FOUR, count 'em, FOUR big rockets launching in next seven days
NASA tests Orion, Japanese head to asteroid, France and China loft satellites
Spaceports are increasingly common these days but, if the coming week is anything to go by, then some sort of rocketry air traffic control could be something the boffins need to sort out.
In all, four launches are planned for the coming week, from four different countries. This rate of activity is a reflection of quite how popular and (relatively) inexpensive space science has become.
First to launch on Wednesday, if bad weather doesn't delay the lift-off for a third time, is the Japanese space agency's Hayabusa2 asteroid-smashing mission.

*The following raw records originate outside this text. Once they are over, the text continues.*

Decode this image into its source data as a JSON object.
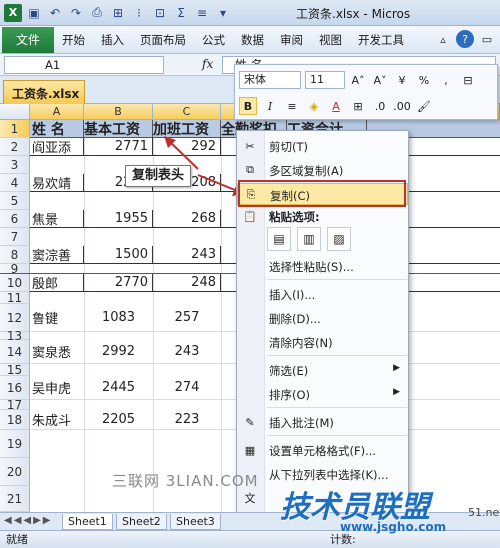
{
  "window": {
    "title": "工资条.xlsx - Micros"
  },
  "ribbon": {
    "file": "文件",
    "tabs": [
      "开始",
      "插入",
      "页面布局",
      "公式",
      "数据",
      "审阅",
      "视图",
      "开发工具"
    ]
  },
  "formula": {
    "namebox": "A1",
    "fx": "fx",
    "value": "姓  名"
  },
  "workbook": {
    "tab": "工资条.xlsx"
  },
  "columns": [
    "A",
    "B",
    "C",
    "D"
  ],
  "rows": [
    "1",
    "2",
    "3",
    "4",
    "5",
    "6",
    "7",
    "8",
    "9",
    "10",
    "11",
    "12",
    "13",
    "14",
    "15",
    "16",
    "17",
    "18",
    "19",
    "20",
    "21"
  ],
  "header": [
    "姓 名",
    "基本工资",
    "加班工资",
    "全勤奖扣",
    "工资合计"
  ],
  "data": [
    [
      "阎亚添",
      "2771",
      "292"
    ],
    [
      "易欢靖",
      "2279",
      "208"
    ],
    [
      "焦景",
      "1955",
      "268"
    ],
    [
      "窦淙善",
      "1500",
      "243"
    ],
    [
      "殷郎",
      "2770",
      "248"
    ],
    [
      "鲁键",
      "1083",
      "257"
    ],
    [
      "窦泉悉",
      "2992",
      "243"
    ],
    [
      "吴申虎",
      "2445",
      "274"
    ],
    [
      "朱成斗",
      "2205",
      "223"
    ]
  ],
  "callout": "复制表头",
  "mini": {
    "font": "宋体",
    "size": "11",
    "bold": "B",
    "italic": "I",
    "percent": "%",
    "comma": ","
  },
  "menu": {
    "cut": "剪切(T)",
    "multicopy": "多区域复制(A)",
    "copy": "复制(C)",
    "paste_opts": "粘贴选项:",
    "paste_special": "选择性粘贴(S)...",
    "insert": "插入(I)...",
    "delete": "删除(D)...",
    "clear": "清除内容(N)",
    "filter": "筛选(E)",
    "sort": "排序(O)",
    "comment": "插入批注(M)",
    "format": "设置单元格格式(F)...",
    "pick": "从下拉列表中选择(K)..."
  },
  "sheets": [
    "Sheet1",
    "Sheet2",
    "Sheet3"
  ],
  "status": {
    "ready": "就绪",
    "count": "计数:"
  },
  "watermark": "三联网 3LIAN.COM",
  "brand": {
    "logo": "技术员联盟",
    "url": "www.jsgho.com",
    "corner": "51.net"
  }
}
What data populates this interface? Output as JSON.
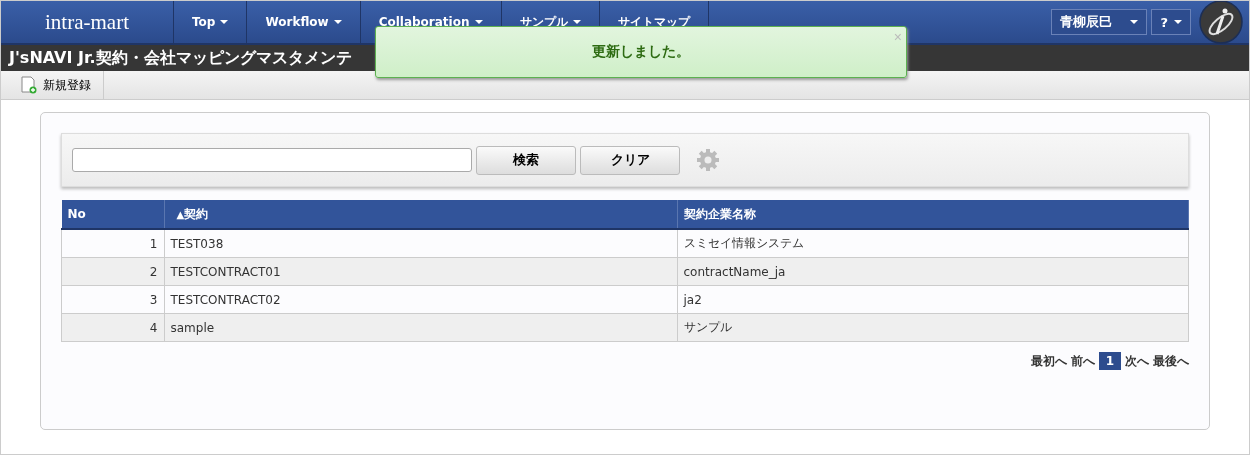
{
  "header": {
    "logo": "intra-mart",
    "menu": [
      {
        "label": "Top",
        "caret": true
      },
      {
        "label": "Workflow",
        "caret": true
      },
      {
        "label": "Collaboration",
        "caret": true
      },
      {
        "label": "サンプル",
        "caret": true
      },
      {
        "label": "サイトマップ",
        "caret": false
      }
    ],
    "user": "青柳辰巳",
    "help": "?"
  },
  "page_title": "J'sNAVI Jr.契約・会社マッピングマスタメンテ",
  "toolbar": {
    "new_button": "新規登録"
  },
  "toast": {
    "message": "更新しました。",
    "close": "×"
  },
  "search": {
    "buttons": [
      "検索",
      "クリア"
    ]
  },
  "table": {
    "columns": [
      {
        "label": "No"
      },
      {
        "label": "契約",
        "sort_mark": "▲"
      },
      {
        "label": "契約企業名称"
      }
    ],
    "rows": [
      {
        "no": "1",
        "contract": "TEST038",
        "company": "スミセイ情報システム"
      },
      {
        "no": "2",
        "contract": "TESTCONTRACT01",
        "company": "contractName_ja"
      },
      {
        "no": "3",
        "contract": "TESTCONTRACT02",
        "company": "ja2"
      },
      {
        "no": "4",
        "contract": "sample",
        "company": "サンプル"
      }
    ]
  },
  "pager": {
    "first": "最初へ",
    "prev": "前へ",
    "pages": [
      {
        "label": "1",
        "selected": true
      }
    ],
    "next": "次へ",
    "last": "最後へ"
  }
}
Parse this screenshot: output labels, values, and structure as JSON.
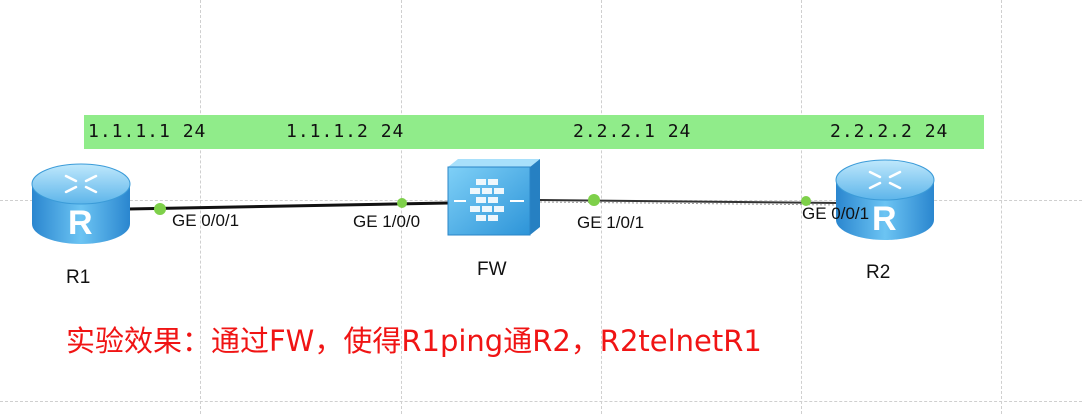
{
  "ip_labels": {
    "r1": "1.1.1.1 24",
    "fw_g100": "1.1.1.2 24",
    "fw_g101": "2.2.2.1 24",
    "r2": "2.2.2.2 24"
  },
  "ports": {
    "r1": "GE 0/0/1",
    "fw_left": "GE 1/0/0",
    "fw_right": "GE 1/0/1",
    "r2": "GE 0/0/1"
  },
  "devices": {
    "r1": "R1",
    "fw": "FW",
    "r2": "R2"
  },
  "router_glyph": "R",
  "note": "实验效果：通过FW，使得R1ping通R2，R2telnetR1",
  "colors": {
    "ip_band": "#90ec8a",
    "port_dot": "#7ed04a",
    "note": "#f01414",
    "router": "#3da3e0",
    "firewall": "#52b8ee"
  }
}
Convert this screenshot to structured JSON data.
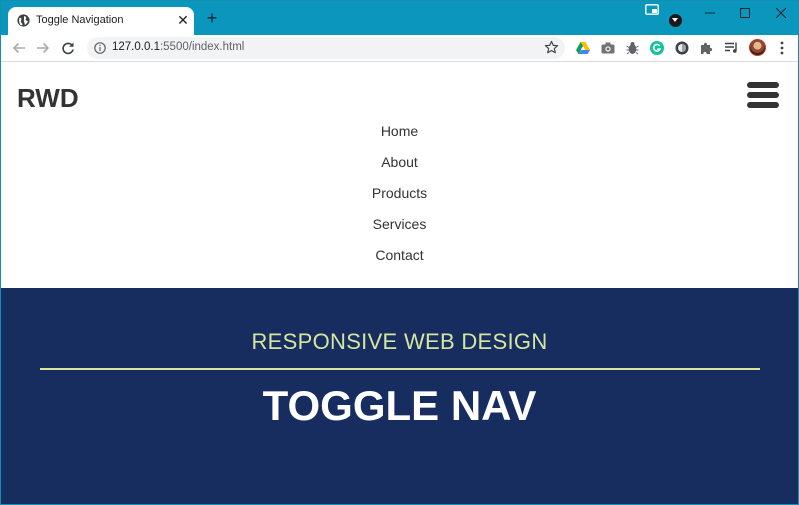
{
  "browser": {
    "tab_title": "Toggle Navigation",
    "tab_close": "✕",
    "new_tab": "+",
    "url_host": "127.0.0.1",
    "url_rest": ":5500/index.html",
    "icons": [
      "globe-icon",
      "back-arrow-icon",
      "forward-arrow-icon",
      "reload-icon",
      "info-icon",
      "star-icon",
      "google-drive-icon",
      "camera-icon",
      "bug-icon",
      "grammarly-icon",
      "circle-extension-icon",
      "puzzle-icon",
      "reading-list-icon",
      "avatar",
      "more-vert-icon",
      "minimize-icon",
      "maximize-icon",
      "close-icon"
    ],
    "colors": {
      "tabstrip": "#0b97bd",
      "omnibox": "#f1f3f4"
    }
  },
  "site": {
    "brand": "RWD",
    "menu": [
      "Home",
      "About",
      "Products",
      "Services",
      "Contact"
    ],
    "hero_subtitle": "RESPONSIVE WEB DESIGN",
    "hero_title": "TOGGLE NAV",
    "colors": {
      "hero_bg": "#182d5f",
      "accent": "#d4e6a0",
      "text": "#333333"
    }
  }
}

The probe will be sent out to asteroid 1999JU3 with an ETA of 2018, whereupon it will drop a bomb onto the space rock, land to collect material from inside the crater, and then return the samples to Earth in 2020.
On Thursday NASA is planning the maiden flight of its Orion crew capsule from Kennedy Space Center in Florida. The four-person capsule will be blasted up atop a Delta IV-Heavy booster and orbit the Earth a couple of times before splashing down in the Pacific Ocean for retrieval, at which point NASA will take it apart to see how it handled the stress.
The Orion capsule is going to be central to NASA's plans for getting to Mars and back, as well as other deep space missions. It was developed to be mated to the as-yet unbuilt Space Launch System, which will be the largest rocket ever flown out of our gravity well – provided Congress funds its development.
On the same day the jungles of French Guiana will shake as French commercial spacefaring firm Arianespace fires off another Ariane 5 rocket into low-earth orbit. The rocket will hopefully deliver its payload of a telecommunications satellite for DIRECTV and an Indian GSAT-16 communications relay station.
Finally on Saturday the Chinese will fire off one their Long March 4B heavy lift rockets from the launch pad in Taiyuan. The rocket contains the fourth unit of the China–Brazil Earth Resources Satellite (CBERS) program and will be used to survey the climate on Earth using four types of camera.
The launch crew will be crossing fingers and toes that this launch goes to plan. Its predecessor, CBERS 3, failed to reach its assigned altitude and crashed back to Earth just over a year ago and a second failure will see Chinese rocketry experts lose some serious face. ®